The Other Guy by Cary Attwell

Publication Date: October 26, 2012


The Other Guy by Cary AttwellIn The Other Guy by Cary Attwell, Emory James is left at the altar on his wedding day when his fiancé’s ex, The Good Looking Bastard, stops the wedding and sweeps her off her feet. Emory, The Other Guy, longs to just once be the Good Looking Bastard. If only he could be the heartbreaker instead of the heartbroken. When Emory goes decides to go alone on his honeymoon to Thailand, he pledges to be someone better than himself. He soon meets Nate, a photographer from San Francisco, who thinks Emory is pretty great just the way he is, but what will happen with the vacation is over and Emory heads home to Chicago? Can he go back to being The Other Guy?


From the moment we meet Emory James, he is awesome.Self-effacing, funny, insightful … though maybe not about himself. We meet Emory at one of the lowest moments of his life — seconds after his fiancé and the Good Looking Bastard flee the church — and I challenge any reader to say that they don’t want to reach into the pages and hug him. Emory, from the very start, is simply a beautifully written character and so human. From the moment we meet Nate Harris, the chemistry between the two men is palpable. They’re testing the waters and, for Emory, experiencing something new and the hesitance speaks to that awkward first date you or I might have had. They’re meant to be. When Nate says to Emory, at one point in the novel, that he’d break his heart, I desperately wished that wouldn’t come to pass. These characters are just too likable. When a tear “sleeted down Nate’s cheek,” one of my own followed.

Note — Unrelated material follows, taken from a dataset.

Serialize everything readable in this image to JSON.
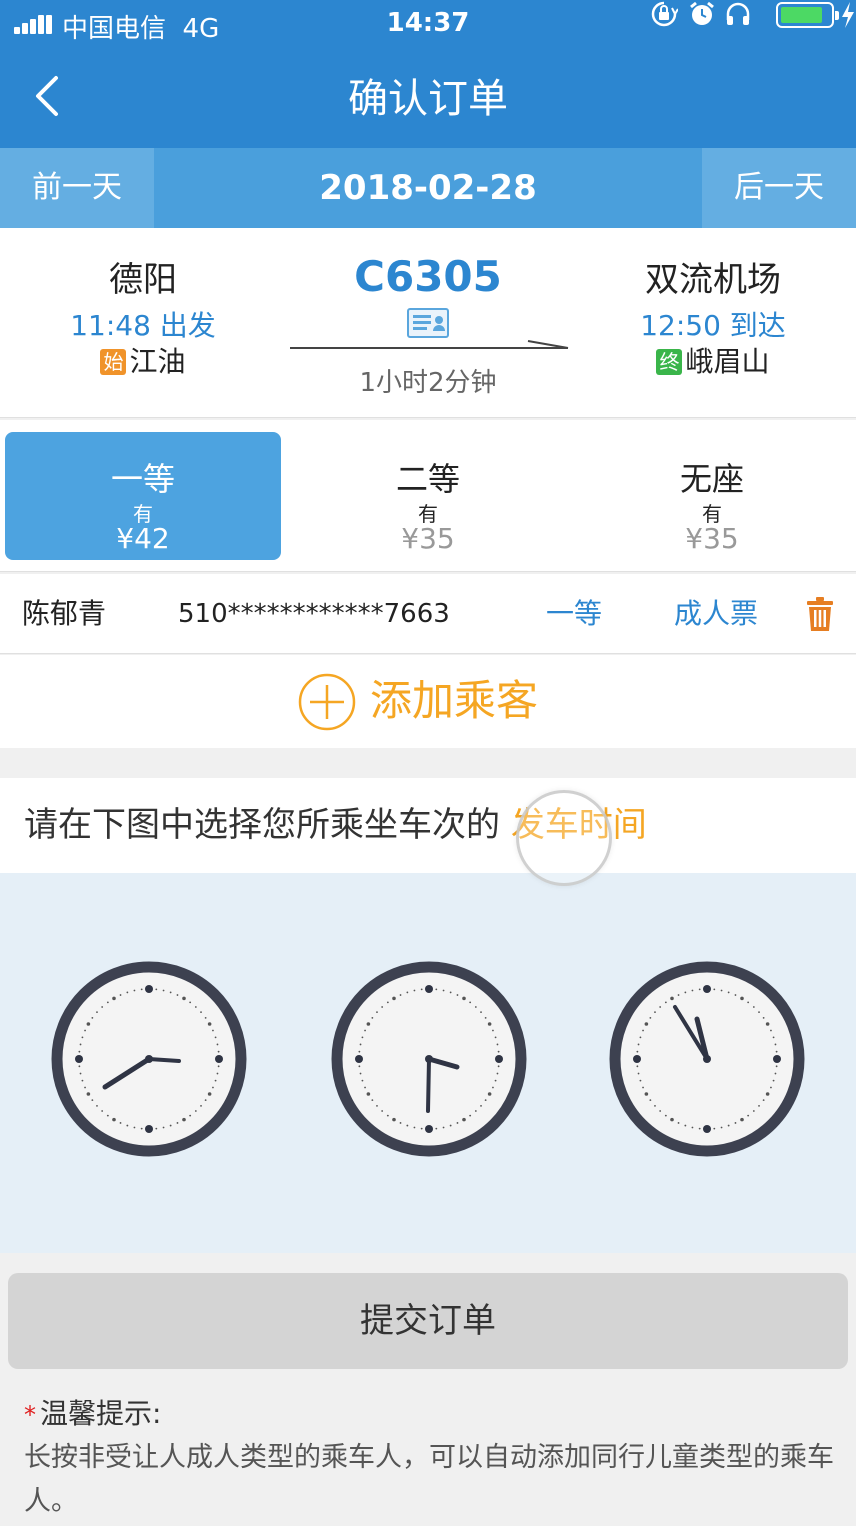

The flow of the novel was very easy. This was a quick read while standing at 232 pages (Kindle Version). There are up and downs and plot twists but nothing that really stops the reader. I noted one typo and there were no formatting flaws in my Kindle copy.

Something I’ve not shared with you is that I’m not a person who enjoys the first-person point of view as a rule — I find only seeing the story through the eyes of one of the players restrictive. In the case of The Other Guy, Emory was the perfect person to be telling us what happened. He takes us on his personal quest to find out not only who he is but who he truly wants to be. One of the better background characters is Emory’s friend, Linnea, who tells him “You know the people who matter will just look at you like you’re you.” There’s such wisdom in that line. It’s something I say all the time to people, but am not bright enough to say it so well.

Emory’s lesson of grabbing happiness when it’s there is a valuable one for anyone. I can’t help but think of my recently deceased cousin whose thirty-fourth birthday would have been today when I say that if you’re happy with someone — no matter who they are — grab that happiness. Grab it if they’re willing and available. Life is too short to live it being someone we’re not.

The Other Guy is everything you want in a novel. There are great characters, romance, heartbreak, discovery, plot twists and genuinely great writing. I listen to XM OutQGayRadio hosts Larry Flick and Michelangelo Signorelli daily, and both have said that they’d love to read a book that is a romance and not the pizza guy comes to the door and suddenly everyone is naked. The Other Guy could not be further from erotica. It’s a beautifully written love story, and I plan to e-mail both hosts as I believe that this is exactly the novel they’re looking for.

One of the things that this blog has helped me to do is to find truly great new authors that I might have never tried otherwise. I loved this novel and I hope that all of you pick it up and enjoy it just as much as I did.

Read an excerpt and buy The Other Guy by Cary Attwell on

Amazon U.S.   Amazon U.K.   Amazon CA


About Cary Attwell
For more information on Cary Attwell, visit his blog. You can connect with him on Goodreads and Twitter @CaryAttwell.

Leave a Reply